The lawyer in this case has an obligation to the child under the virtue theory, the lawyer must exhibit strong core moral values such as integrity, non- maleficence, and justice and fairness when approaching this case. Since the lawyer suspects that the couple he is representing is involved in illicit drug use, it is his responsibility to work in the child’s best interest. Though his professional role is to represent and ‘win’ the case against the adoptive parents, the lawyer must remain virtuous (as a human being) and consider what he morally ‘ought’ to do to ensure the welfare of the child involved. The virtue of caring and concern is paramount in this case. Under the virtue theory, the lawyer must show strong moral character as well as caring and concern for the wellbeing and future of this child, in spite of the legal leverage his clients may have.

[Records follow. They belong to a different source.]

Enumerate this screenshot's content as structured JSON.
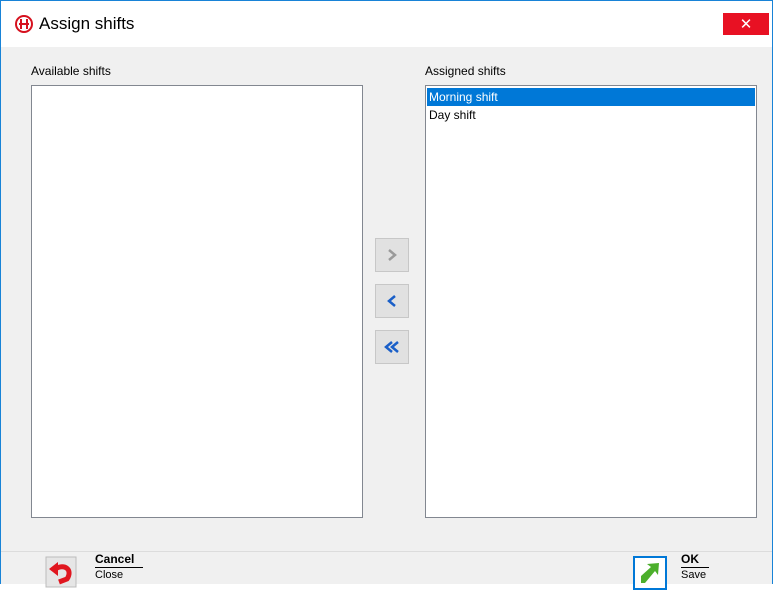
{
  "window": {
    "title": "Assign shifts",
    "close_glyph": "✕",
    "accent": "#0078d7",
    "close_color": "#e81123"
  },
  "available": {
    "label": "Available shifts",
    "items": []
  },
  "assigned": {
    "label": "Assigned shifts",
    "items": [
      {
        "label": "Morning shift",
        "selected": true
      },
      {
        "label": "Day shift",
        "selected": false
      }
    ]
  },
  "move_buttons": [
    {
      "name": "move-right-button",
      "icon": "chevron-right-icon",
      "glyph": "›",
      "enabled": false
    },
    {
      "name": "move-left-button",
      "icon": "chevron-left-icon",
      "glyph": "‹",
      "enabled": true
    },
    {
      "name": "move-all-left-button",
      "icon": "double-chevron-left-icon",
      "glyph": "«",
      "enabled": true
    }
  ],
  "footer": {
    "cancel": {
      "title": "Cancel",
      "subtitle": "Close",
      "icon": "undo-arrow-icon"
    },
    "ok": {
      "title": "OK",
      "subtitle": "Save",
      "icon": "green-arrow-icon"
    }
  }
}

According to MacIntyre “practice” refers to an activity in which one does to achieve a goal. The practice could be a done for reasons such as money, pleasure, requirement, education, etc., usually to obtain a “good”.

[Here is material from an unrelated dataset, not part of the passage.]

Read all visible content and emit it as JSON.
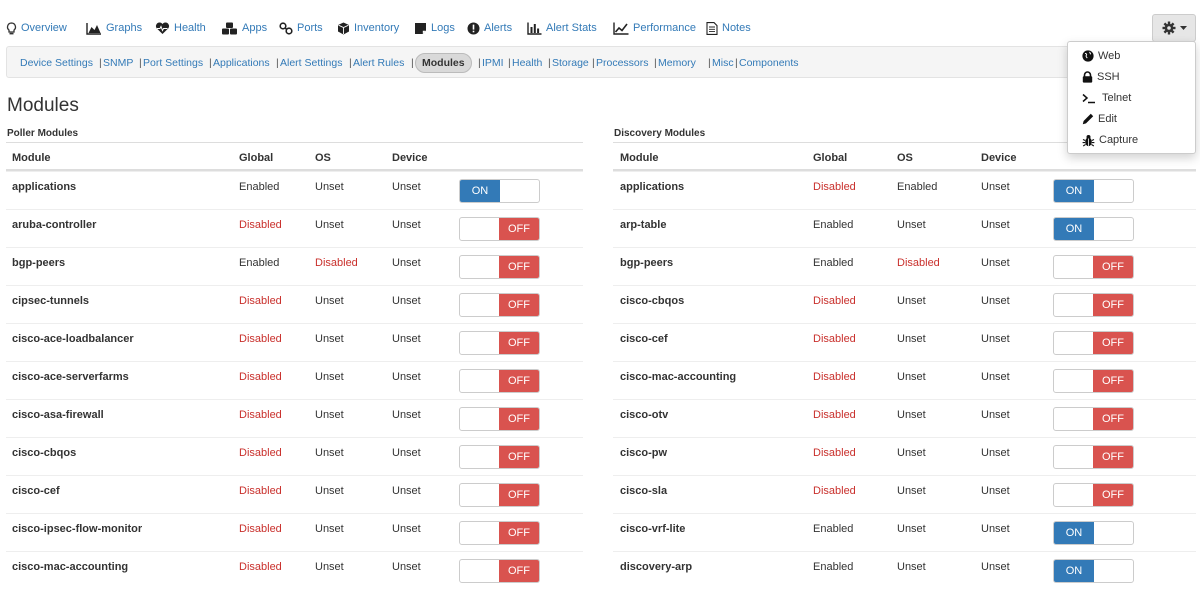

As the nurse director in the given case study, using the Aristotelian virtue ethics as the guideline for all actions, thoughts, and feelings would need to correspond with his definition of a good life. The hospital did not act in the highest form of the good life, as they did not consider the implications of the precedent it would set for all future situations where racism plays a factor in a hospital setting. In order to understand what was necessary to think, feel, and do for each party involved, and the argument that Aristotle would make, it is important to understand what Aristotle would define as a good life and moral virtues.
Nice post. I agree that virtue ethics goes beyond ethical codes. Virtue ethics represent the moral values and beliefs of a person. When a person constantly does good acts and does not look for recognition, they represent a person with virtue ethics. They see others before they see themselves. They practice the principle of doing good that benefits the society. A person who has virtue ethics has ideal character traits and avoids bringing harm to others. Professionals in the psychology and counseling should definitely have virtue ethics. Clients and patients are trusting professionals with their personal issues and looking for help. There are a few clients at my job who have expressed they would like to have out former psychiatrist
In our society, I think most people relate happiness to physical and material pleasures. Happiness fluctuates as the new thing you had to have grows old. Trying to “keep up with the Jones” does not bring happiness in life. Hursthouse (2012) noted, “Virtue ethics claims that a human life devoted to physical pleasure or the acquisition of wealth is not flourishing, happy or living well, but a wasted life” (pp. 2). Personally, someone that is deceitful, selfish, greedy, self-indulgent, and yet enjoys great pleasure and appears to be quite happy would seem to not be flourishing. Aristotle ties people who practice good deed tend to be happy and flourish in life (Aristotle, 1931). Mosser (2013) noted, “For Aristotle, the virtuous person, is someone